Excerpted data section start
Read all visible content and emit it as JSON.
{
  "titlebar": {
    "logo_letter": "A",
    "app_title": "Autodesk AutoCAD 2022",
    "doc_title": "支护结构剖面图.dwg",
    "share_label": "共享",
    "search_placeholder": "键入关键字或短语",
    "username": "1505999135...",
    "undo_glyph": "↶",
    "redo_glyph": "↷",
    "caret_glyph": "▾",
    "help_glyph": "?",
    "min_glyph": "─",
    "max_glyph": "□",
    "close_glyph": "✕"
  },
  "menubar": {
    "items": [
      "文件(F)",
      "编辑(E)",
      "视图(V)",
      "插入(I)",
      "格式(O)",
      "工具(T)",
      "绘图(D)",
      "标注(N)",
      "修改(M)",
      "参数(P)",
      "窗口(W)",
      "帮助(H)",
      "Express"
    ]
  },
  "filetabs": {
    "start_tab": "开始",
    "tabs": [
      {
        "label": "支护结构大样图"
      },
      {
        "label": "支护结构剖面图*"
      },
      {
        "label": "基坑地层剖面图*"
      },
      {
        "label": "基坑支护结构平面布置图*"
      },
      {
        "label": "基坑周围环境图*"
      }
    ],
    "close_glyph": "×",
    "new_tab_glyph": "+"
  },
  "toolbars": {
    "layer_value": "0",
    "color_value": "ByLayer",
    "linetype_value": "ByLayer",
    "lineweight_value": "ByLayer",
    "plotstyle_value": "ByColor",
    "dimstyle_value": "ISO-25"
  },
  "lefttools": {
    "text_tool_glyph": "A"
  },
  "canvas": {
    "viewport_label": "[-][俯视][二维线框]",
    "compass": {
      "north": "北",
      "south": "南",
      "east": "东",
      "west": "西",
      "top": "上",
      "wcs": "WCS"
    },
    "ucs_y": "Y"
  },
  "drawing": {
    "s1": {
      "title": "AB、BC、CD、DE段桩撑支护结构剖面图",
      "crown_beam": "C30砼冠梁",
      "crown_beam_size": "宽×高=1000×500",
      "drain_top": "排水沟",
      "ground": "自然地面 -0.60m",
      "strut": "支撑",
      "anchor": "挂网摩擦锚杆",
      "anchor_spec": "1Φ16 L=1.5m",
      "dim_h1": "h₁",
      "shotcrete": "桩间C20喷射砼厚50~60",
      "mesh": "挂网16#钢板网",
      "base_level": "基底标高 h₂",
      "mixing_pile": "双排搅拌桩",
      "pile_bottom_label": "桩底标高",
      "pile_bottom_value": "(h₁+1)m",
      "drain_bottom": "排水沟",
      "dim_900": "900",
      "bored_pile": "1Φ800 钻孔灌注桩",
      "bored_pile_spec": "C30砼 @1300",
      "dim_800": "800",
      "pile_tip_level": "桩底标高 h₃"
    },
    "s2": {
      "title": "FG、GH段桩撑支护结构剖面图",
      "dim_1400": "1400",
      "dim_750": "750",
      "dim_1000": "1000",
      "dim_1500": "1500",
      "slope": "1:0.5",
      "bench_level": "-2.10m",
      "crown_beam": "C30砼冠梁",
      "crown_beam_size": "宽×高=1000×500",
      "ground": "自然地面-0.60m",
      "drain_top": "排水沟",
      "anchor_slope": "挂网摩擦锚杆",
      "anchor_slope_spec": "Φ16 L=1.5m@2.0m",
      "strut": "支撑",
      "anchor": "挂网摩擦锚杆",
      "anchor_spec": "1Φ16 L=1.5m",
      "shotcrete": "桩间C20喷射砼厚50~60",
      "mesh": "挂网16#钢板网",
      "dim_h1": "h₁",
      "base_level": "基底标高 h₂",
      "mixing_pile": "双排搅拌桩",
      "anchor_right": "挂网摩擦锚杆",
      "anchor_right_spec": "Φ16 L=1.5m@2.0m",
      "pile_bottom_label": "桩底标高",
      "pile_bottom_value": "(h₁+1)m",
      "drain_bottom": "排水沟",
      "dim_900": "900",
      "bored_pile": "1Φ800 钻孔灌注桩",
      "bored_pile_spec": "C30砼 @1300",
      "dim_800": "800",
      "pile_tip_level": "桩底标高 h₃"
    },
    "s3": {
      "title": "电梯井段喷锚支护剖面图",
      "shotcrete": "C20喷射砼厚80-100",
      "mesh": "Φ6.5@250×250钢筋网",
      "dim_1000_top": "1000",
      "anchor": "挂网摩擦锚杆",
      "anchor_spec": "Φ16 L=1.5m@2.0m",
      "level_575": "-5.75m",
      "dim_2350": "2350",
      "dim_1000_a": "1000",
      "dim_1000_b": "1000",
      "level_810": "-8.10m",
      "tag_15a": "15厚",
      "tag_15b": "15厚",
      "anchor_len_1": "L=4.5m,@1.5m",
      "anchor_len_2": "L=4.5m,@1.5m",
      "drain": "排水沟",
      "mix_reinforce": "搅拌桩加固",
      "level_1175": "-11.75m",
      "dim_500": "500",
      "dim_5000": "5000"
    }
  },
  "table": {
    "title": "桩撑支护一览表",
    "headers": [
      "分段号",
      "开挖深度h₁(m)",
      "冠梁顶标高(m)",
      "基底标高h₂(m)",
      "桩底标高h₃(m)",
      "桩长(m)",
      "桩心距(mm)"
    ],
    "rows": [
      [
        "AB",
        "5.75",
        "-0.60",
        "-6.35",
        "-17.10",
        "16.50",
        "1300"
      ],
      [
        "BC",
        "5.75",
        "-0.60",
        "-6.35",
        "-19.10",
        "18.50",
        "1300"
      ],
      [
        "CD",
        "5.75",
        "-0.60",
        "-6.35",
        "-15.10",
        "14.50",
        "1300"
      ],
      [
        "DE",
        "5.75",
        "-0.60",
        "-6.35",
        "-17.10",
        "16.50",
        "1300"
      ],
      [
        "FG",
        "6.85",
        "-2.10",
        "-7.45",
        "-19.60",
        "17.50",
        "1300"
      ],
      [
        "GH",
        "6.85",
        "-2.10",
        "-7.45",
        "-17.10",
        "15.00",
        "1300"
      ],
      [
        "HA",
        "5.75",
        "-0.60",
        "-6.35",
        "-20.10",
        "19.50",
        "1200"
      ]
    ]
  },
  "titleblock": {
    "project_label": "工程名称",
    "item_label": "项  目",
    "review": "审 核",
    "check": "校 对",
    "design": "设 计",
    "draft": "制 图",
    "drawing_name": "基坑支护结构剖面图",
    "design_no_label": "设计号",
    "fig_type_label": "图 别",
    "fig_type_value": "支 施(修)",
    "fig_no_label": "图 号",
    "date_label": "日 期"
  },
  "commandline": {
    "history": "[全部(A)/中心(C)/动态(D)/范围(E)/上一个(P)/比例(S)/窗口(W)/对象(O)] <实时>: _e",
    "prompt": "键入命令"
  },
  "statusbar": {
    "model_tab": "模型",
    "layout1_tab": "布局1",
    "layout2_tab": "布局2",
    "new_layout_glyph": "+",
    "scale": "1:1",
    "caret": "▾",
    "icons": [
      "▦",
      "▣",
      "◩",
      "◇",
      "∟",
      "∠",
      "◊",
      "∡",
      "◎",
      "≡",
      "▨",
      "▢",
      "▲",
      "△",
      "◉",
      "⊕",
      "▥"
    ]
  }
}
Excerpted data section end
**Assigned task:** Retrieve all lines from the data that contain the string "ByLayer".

**Exercise solution:**
    "color_value": "ByLayer",
    "linetype_value": "ByLayer",
    "lineweight_value": "ByLayer",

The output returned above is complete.